# Brief
Every entry should be duplicated verbatim, and no picture may appear in the copy.

# Information
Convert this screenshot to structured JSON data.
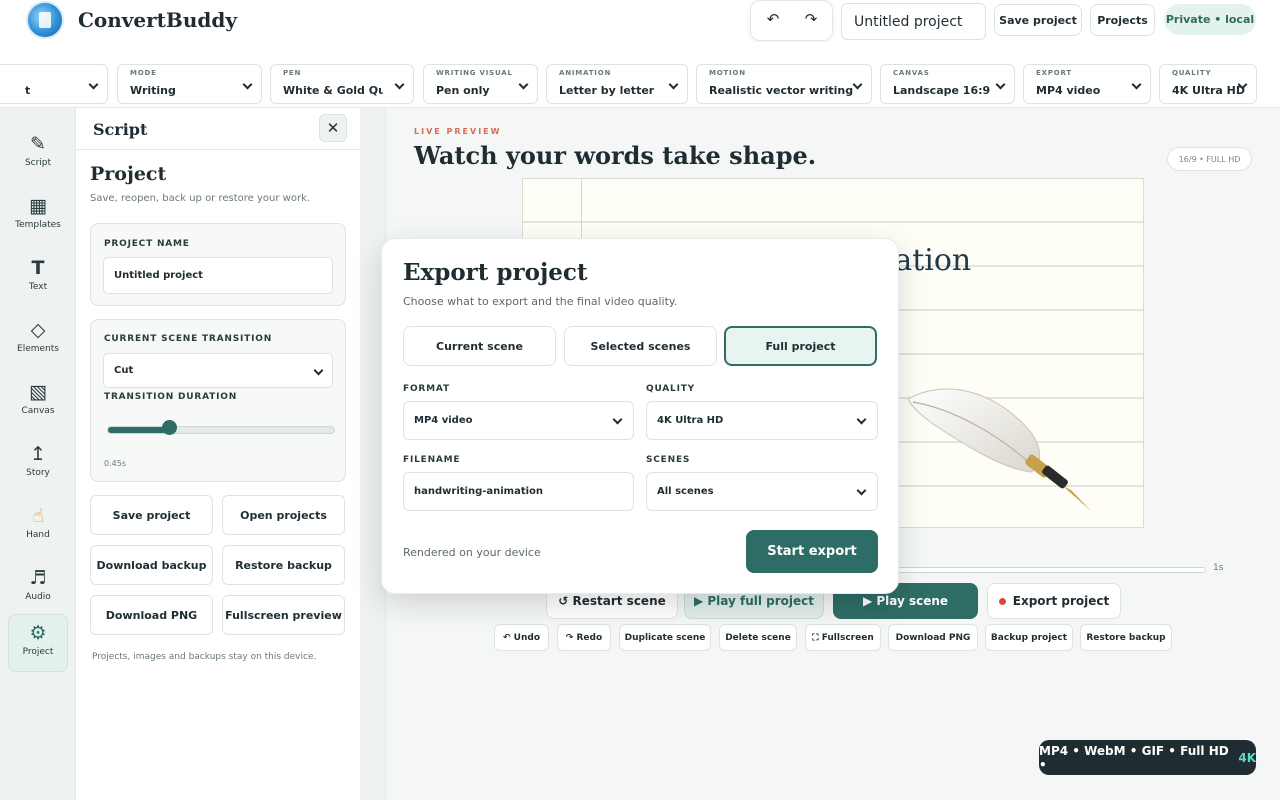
{
  "header": {
    "brand": "ConvertBuddy",
    "undo_icon": "↶",
    "redo_icon": "↷",
    "project_title_value": "Untitled project",
    "save_label": "Save project",
    "projects_label": "Projects",
    "privacy_badge": "Private • local"
  },
  "toolbar": {
    "items": [
      {
        "label": "",
        "value": "t"
      },
      {
        "label": "Mode",
        "value": "Writing"
      },
      {
        "label": "Pen",
        "value": "White & Gold Qui"
      },
      {
        "label": "Writing visual",
        "value": "Pen only"
      },
      {
        "label": "Animation",
        "value": "Letter by letter"
      },
      {
        "label": "Motion",
        "value": "Realistic vector writing"
      },
      {
        "label": "Canvas",
        "value": "Landscape 16:9"
      },
      {
        "label": "Export",
        "value": "MP4 video"
      },
      {
        "label": "Quality",
        "value": "4K Ultra HD"
      }
    ]
  },
  "rail": {
    "items": [
      {
        "icon": "✎",
        "label": "Script"
      },
      {
        "icon": "▦",
        "label": "Templates"
      },
      {
        "icon": "T",
        "label": "Text"
      },
      {
        "icon": "◇",
        "label": "Elements"
      },
      {
        "icon": "▧",
        "label": "Canvas"
      },
      {
        "icon": "↥",
        "label": "Story"
      },
      {
        "icon": "☝",
        "label": "Hand"
      },
      {
        "icon": "♬",
        "label": "Audio"
      },
      {
        "icon": "⚙",
        "label": "Project"
      }
    ],
    "active_index": 8
  },
  "panel": {
    "title": "Script",
    "close_icon": "✕",
    "project_title": "Project",
    "project_sub": "Save, reopen, back up or restore your work.",
    "name_label": "Project name",
    "name_value": "Untitled project",
    "transition_label": "Current scene transition",
    "transition_value": "Cut",
    "duration_label": "Transition duration",
    "duration_value": "0.45s",
    "duration_fraction": 0.27,
    "buttons": [
      "Save project",
      "Open projects",
      "Download backup",
      "Restore backup",
      "Download PNG",
      "Fullscreen preview"
    ],
    "footer": "Projects, images and backups stay on this device."
  },
  "main": {
    "live_label": "LIVE PREVIEW",
    "title": "Watch your words take shape.",
    "canvas_badge": "16/9 • FULL HD",
    "paper_text": "nation",
    "timeline_end": "1s",
    "actions": {
      "restart": "↺ Restart scene",
      "play_full": "▶ Play full project",
      "play_scene": "▶  Play scene",
      "export": "Export project"
    },
    "small_actions": [
      "↶ Undo",
      "↷ Redo",
      "Duplicate scene",
      "Delete scene",
      "⛶ Fullscreen",
      "Download PNG",
      "Backup project",
      "Restore backup"
    ]
  },
  "format_badge": {
    "text": "MP4 • WebM • GIF • Full HD •",
    "accent": "4K"
  },
  "modal": {
    "title": "Export project",
    "subtitle": "Choose what to export and the final video quality.",
    "scope_options": [
      "Current scene",
      "Selected scenes",
      "Full project"
    ],
    "selected_scope": 2,
    "format_label": "Format",
    "format_value": "MP4 video",
    "quality_label": "Quality",
    "quality_value": "4K Ultra HD",
    "filename_label": "Filename",
    "filename_value": "handwriting-animation",
    "scenes_label": "Scenes",
    "scenes_value": "All scenes",
    "footnote": "Rendered on your device",
    "start_label": "Start export"
  },
  "colors": {
    "accent": "#2e6d66",
    "record_red": "#d9483b",
    "live_label": "#d66b5a"
  }
}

# Response
Convert this screenshot to structured JSON data.
{
  "header": {
    "brand": "ConvertBuddy",
    "undo_icon": "↶",
    "redo_icon": "↷",
    "project_title_value": "Untitled project",
    "save_label": "Save project",
    "projects_label": "Projects",
    "privacy_badge": "Private • local"
  },
  "toolbar": {
    "items": [
      {
        "label": "",
        "value": "t"
      },
      {
        "label": "Mode",
        "value": "Writing"
      },
      {
        "label": "Pen",
        "value": "White & Gold Qui"
      },
      {
        "label": "Writing visual",
        "value": "Pen only"
      },
      {
        "label": "Animation",
        "value": "Letter by letter"
      },
      {
        "label": "Motion",
        "value": "Realistic vector writing"
      },
      {
        "label": "Canvas",
        "value": "Landscape 16:9"
      },
      {
        "label": "Export",
        "value": "MP4 video"
      },
      {
        "label": "Quality",
        "value": "4K Ultra HD"
      }
    ]
  },
  "rail": {
    "items": [
      {
        "icon": "✎",
        "label": "Script"
      },
      {
        "icon": "▦",
        "label": "Templates"
      },
      {
        "icon": "T",
        "label": "Text"
      },
      {
        "icon": "◇",
        "label": "Elements"
      },
      {
        "icon": "▧",
        "label": "Canvas"
      },
      {
        "icon": "↥",
        "label": "Story"
      },
      {
        "icon": "☝",
        "label": "Hand"
      },
      {
        "icon": "♬",
        "label": "Audio"
      },
      {
        "icon": "⚙",
        "label": "Project"
      }
    ],
    "active_index": 8
  },
  "panel": {
    "title": "Script",
    "close_icon": "✕",
    "project_title": "Project",
    "project_sub": "Save, reopen, back up or restore your work.",
    "name_label": "Project name",
    "name_value": "Untitled project",
    "transition_label": "Current scene transition",
    "transition_value": "Cut",
    "duration_label": "Transition duration",
    "duration_value": "0.45s",
    "duration_fraction": 0.27,
    "buttons": [
      "Save project",
      "Open projects",
      "Download backup",
      "Restore backup",
      "Download PNG",
      "Fullscreen preview"
    ],
    "footer": "Projects, images and backups stay on this device."
  },
  "main": {
    "live_label": "LIVE PREVIEW",
    "title": "Watch your words take shape.",
    "canvas_badge": "16/9 • FULL HD",
    "paper_text": "nation",
    "timeline_end": "1s",
    "actions": {
      "restart": "↺ Restart scene",
      "play_full": "▶ Play full project",
      "play_scene": "▶  Play scene",
      "export": "Export project"
    },
    "small_actions": [
      "↶ Undo",
      "↷ Redo",
      "Duplicate scene",
      "Delete scene",
      "⛶ Fullscreen",
      "Download PNG",
      "Backup project",
      "Restore backup"
    ]
  },
  "format_badge": {
    "text": "MP4 • WebM • GIF • Full HD •",
    "accent": "4K"
  },
  "modal": {
    "title": "Export project",
    "subtitle": "Choose what to export and the final video quality.",
    "scope_options": [
      "Current scene",
      "Selected scenes",
      "Full project"
    ],
    "selected_scope": 2,
    "format_label": "Format",
    "format_value": "MP4 video",
    "quality_label": "Quality",
    "quality_value": "4K Ultra HD",
    "filename_label": "Filename",
    "filename_value": "handwriting-animation",
    "scenes_label": "Scenes",
    "scenes_value": "All scenes",
    "footnote": "Rendered on your device",
    "start_label": "Start export"
  },
  "colors": {
    "accent": "#2e6d66",
    "record_red": "#d9483b",
    "live_label": "#d66b5a"
  }
}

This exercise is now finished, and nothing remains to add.